Thus far, in the Ashland area, I have looked at the available records and found that there are a good number of Latgawa place names in the area. The most detailed information comes from a Latgawa elder Molly Orton who in the 1930s shared placenames and information with John P. Harrington and went on a trip with him down to her tribal lands and told about many place names while in the valley. The fact that she was able to elicit so many place names in and around Ashland, to as far as the ridges delineating the valley from the land south suggests that Ashland was not only a Shasta place but also used and occupied by the Latgawa as well.

section page 802, Harrington reel 28

The map above reveals a few place names in the vicinity of Dead Indian Memorial Road. The notes from J.P. Harrington are quite difficult to read and so it will take some time to place the names on the map. There are additional pages of placenames in the reel including more details about these particular names. But at least three or four placenames reveal themselves as primary to the present subject of Dead Indian Memorial Road and the project over the past 30 some years to rename it.

First, Ti-nth a place to the south side of Dead Indian Road or right in the path of the road. (802)

Then, Tsiyaw perhaps in two places to the north of Dead Indian Road north of Grizzly Mt. and south of DIMR. (802)

Then, Latkawak or Grizzly Mountain (802)

and, Pa-kaytkam a place to the south of the road (802)

South of this is ‘alke-takh a ridge to the south (802)

Then lastly there are some associations of the road to cultural activities of the tribes. The road was well known as the way to Klamath Lake. So it likely that the road is on the same path as the original trade trail of the Takelmans and the Klamaths. Klamaths were noted as having come into the mountain range to hunt to the south and east of the Rogue Valley and so they were likely known as trading partners too.

There are noted lakes, camas gathering places, and cottonwood places in the vicinity of the road suggesting a number of activities for the tribes.

All of these names and activities are suggestions of what the road may be renamed to, in order to honor the original tribes of this place.

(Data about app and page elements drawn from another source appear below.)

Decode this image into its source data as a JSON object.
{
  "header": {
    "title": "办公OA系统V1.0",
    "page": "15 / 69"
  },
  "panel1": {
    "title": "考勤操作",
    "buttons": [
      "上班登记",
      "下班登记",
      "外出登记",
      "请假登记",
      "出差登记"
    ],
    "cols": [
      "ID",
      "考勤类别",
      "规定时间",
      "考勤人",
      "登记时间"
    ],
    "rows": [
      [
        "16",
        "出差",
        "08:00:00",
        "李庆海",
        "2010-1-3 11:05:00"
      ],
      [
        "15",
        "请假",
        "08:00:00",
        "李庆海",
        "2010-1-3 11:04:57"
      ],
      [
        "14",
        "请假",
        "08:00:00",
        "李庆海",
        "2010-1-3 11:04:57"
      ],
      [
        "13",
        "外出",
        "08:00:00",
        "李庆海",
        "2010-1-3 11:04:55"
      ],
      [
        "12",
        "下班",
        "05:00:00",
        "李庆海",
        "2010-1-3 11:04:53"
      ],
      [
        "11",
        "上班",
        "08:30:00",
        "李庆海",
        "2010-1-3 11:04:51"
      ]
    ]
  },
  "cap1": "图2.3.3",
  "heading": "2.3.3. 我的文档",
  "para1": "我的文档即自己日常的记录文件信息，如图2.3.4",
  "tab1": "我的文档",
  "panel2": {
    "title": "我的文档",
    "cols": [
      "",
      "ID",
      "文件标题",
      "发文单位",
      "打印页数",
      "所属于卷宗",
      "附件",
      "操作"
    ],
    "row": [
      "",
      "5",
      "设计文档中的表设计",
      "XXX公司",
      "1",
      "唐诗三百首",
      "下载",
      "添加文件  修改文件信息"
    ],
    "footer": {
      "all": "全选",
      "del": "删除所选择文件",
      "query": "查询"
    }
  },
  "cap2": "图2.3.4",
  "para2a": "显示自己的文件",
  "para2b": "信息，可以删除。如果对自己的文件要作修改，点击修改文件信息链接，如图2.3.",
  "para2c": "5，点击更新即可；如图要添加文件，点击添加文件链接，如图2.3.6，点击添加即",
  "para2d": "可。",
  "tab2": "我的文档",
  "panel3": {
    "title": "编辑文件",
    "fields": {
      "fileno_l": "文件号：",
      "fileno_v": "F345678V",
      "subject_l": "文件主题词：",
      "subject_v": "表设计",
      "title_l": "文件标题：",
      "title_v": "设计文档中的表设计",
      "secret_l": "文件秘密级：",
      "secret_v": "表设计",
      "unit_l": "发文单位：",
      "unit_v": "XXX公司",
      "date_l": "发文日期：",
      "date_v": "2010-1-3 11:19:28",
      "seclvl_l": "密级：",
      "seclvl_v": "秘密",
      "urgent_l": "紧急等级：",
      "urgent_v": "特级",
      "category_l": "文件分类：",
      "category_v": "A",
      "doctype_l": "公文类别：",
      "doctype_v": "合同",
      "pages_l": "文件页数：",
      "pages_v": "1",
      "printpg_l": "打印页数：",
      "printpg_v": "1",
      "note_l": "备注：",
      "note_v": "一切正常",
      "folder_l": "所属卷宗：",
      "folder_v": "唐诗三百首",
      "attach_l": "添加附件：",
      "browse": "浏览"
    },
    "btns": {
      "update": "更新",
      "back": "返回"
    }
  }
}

There are many dozens of additional names in and around Ashland directly from Molly Orton a Latgawa native woman from the Siletz Reservation. She lived in the area much of her childhood and personally visited and learned the place names throughout the valley. The Latgawas lived in the Upper Takelma area, which is in Molly’s description, from Table Rock to Ashland. South of Ashland and she knew few names. It is very clear that Ashland was a place where Latgawa lived. This does not mean that there was not a Shasta village in Ashland as well. I will be searching for additional Shasta evidence in the coming weeks. The northern Shastas as I have written about previously, also came to Grand Ronde and Siletz reservations, they signed onto a treaty in southern Oregon and had many of the same rights as the Takelma/Rogue rivers. Language texts of the Shasta/Sasti Indians were gathered from Grand Ronde by Albert Gatschet an anthropologist in around 1877 and so they deserve fair treatment in the research on their territorial claims in the Rogue River valley.

source- primarily J.P. Harrington’s Reel 28 over 1000 pages of notes from 1933.

2 thoughts on “Place-naming in the Takelma Homelands

  1. “Shasta Ethnography” by Catharine Holt in 1946, she interviewed a Shasta man named Sargent Sambo. She wrote that the Rogue River Valley was called in Shasta ikirŭk meaning ‘back behind’ referring to being “the high mountain between the Klamath and Rogue rivers over which the old trail led. The Shasta of the Rogue River Valley were, accordingly, called Ikirŭká’tsu.”

    Harrington’s orthography in his Takelma notes is slightly different than what he was using a few years later in 1942 when he worked on Coosan, Alsea, etc. I recognize part of ti•nth, I think. the i• would be the long ‘ee’ sound. I am not sure what the th is, my BEST guess is it might be a t with a puff of air (aspiration). Usually one would expect the sound English uses to write ‘th’ as in thin is the theta symbol. And indeed in 1942 Harrington did use the theta symbol for that sound. I am not sure what he meant here tho’.